**THE TASK:** Read the data and repeat it in full, exactly.

**DATA SECTION:**
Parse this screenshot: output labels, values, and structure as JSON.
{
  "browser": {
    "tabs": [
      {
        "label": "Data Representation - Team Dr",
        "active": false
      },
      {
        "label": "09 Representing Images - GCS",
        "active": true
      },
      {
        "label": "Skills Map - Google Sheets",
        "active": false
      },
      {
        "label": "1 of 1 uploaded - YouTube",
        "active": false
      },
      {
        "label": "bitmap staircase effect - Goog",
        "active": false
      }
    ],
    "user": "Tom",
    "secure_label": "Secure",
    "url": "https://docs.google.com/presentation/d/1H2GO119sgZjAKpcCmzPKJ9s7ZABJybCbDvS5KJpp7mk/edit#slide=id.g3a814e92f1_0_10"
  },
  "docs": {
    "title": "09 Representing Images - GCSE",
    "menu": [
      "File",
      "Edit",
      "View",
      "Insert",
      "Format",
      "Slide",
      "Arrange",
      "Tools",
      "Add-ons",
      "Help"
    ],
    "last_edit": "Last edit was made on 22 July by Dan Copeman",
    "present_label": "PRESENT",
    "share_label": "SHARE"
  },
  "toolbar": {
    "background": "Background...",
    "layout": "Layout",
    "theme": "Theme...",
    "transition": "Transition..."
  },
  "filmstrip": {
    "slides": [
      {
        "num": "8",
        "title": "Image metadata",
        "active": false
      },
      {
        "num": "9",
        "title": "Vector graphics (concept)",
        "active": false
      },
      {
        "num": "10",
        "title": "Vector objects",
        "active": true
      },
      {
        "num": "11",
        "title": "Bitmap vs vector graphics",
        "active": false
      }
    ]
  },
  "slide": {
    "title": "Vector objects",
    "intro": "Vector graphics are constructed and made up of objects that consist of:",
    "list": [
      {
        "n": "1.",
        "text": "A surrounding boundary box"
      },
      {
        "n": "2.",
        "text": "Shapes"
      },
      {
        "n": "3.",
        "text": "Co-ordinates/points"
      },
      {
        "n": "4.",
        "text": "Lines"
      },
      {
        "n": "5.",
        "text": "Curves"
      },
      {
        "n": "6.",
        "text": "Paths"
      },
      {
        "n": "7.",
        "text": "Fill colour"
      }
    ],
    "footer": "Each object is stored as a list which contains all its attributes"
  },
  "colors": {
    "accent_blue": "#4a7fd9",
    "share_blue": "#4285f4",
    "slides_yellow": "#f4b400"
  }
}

**EXERCISE RESULT:**
Parse this screenshot: output labels, values, and structure as JSON.
{
  "browser": {
    "tabs": [
      {
        "label": "Data Representation - Team Dr",
        "active": false
      },
      {
        "label": "09 Representing Images - GCS",
        "active": true
      },
      {
        "label": "Skills Map - Google Sheets",
        "active": false
      },
      {
        "label": "1 of 1 uploaded - YouTube",
        "active": false
      },
      {
        "label": "bitmap staircase effect - Goog",
        "active": false
      }
    ],
    "user": "Tom",
    "secure_label": "Secure",
    "url": "https://docs.google.com/presentation/d/1H2GO119sgZjAKpcCmzPKJ9s7ZABJybCbDvS5KJpp7mk/edit#slide=id.g3a814e92f1_0_10"
  },
  "docs": {
    "title": "09 Representing Images - GCSE",
    "menu": [
      "File",
      "Edit",
      "View",
      "Insert",
      "Format",
      "Slide",
      "Arrange",
      "Tools",
      "Add-ons",
      "Help"
    ],
    "last_edit": "Last edit was made on 22 July by Dan Copeman",
    "present_label": "PRESENT",
    "share_label": "SHARE"
  },
  "toolbar": {
    "background": "Background...",
    "layout": "Layout",
    "theme": "Theme...",
    "transition": "Transition..."
  },
  "filmstrip": {
    "slides": [
      {
        "num": "8",
        "title": "Image metadata",
        "active": false
      },
      {
        "num": "9",
        "title": "Vector graphics (concept)",
        "active": false
      },
      {
        "num": "10",
        "title": "Vector objects",
        "active": true
      },
      {
        "num": "11",
        "title": "Bitmap vs vector graphics",
        "active": false
      }
    ]
  },
  "slide": {
    "title": "Vector objects",
    "intro": "Vector graphics are constructed and made up of objects that consist of:",
    "list": [
      {
        "n": "1.",
        "text": "A surrounding boundary box"
      },
      {
        "n": "2.",
        "text": "Shapes"
      },
      {
        "n": "3.",
        "text": "Co-ordinates/points"
      },
      {
        "n": "4.",
        "text": "Lines"
      },
      {
        "n": "5.",
        "text": "Curves"
      },
      {
        "n": "6.",
        "text": "Paths"
      },
      {
        "n": "7.",
        "text": "Fill colour"
      }
    ],
    "footer": "Each object is stored as a list which contains all its attributes"
  },
  "colors": {
    "accent_blue": "#4a7fd9",
    "share_blue": "#4285f4",
    "slides_yellow": "#f4b400"
  }
}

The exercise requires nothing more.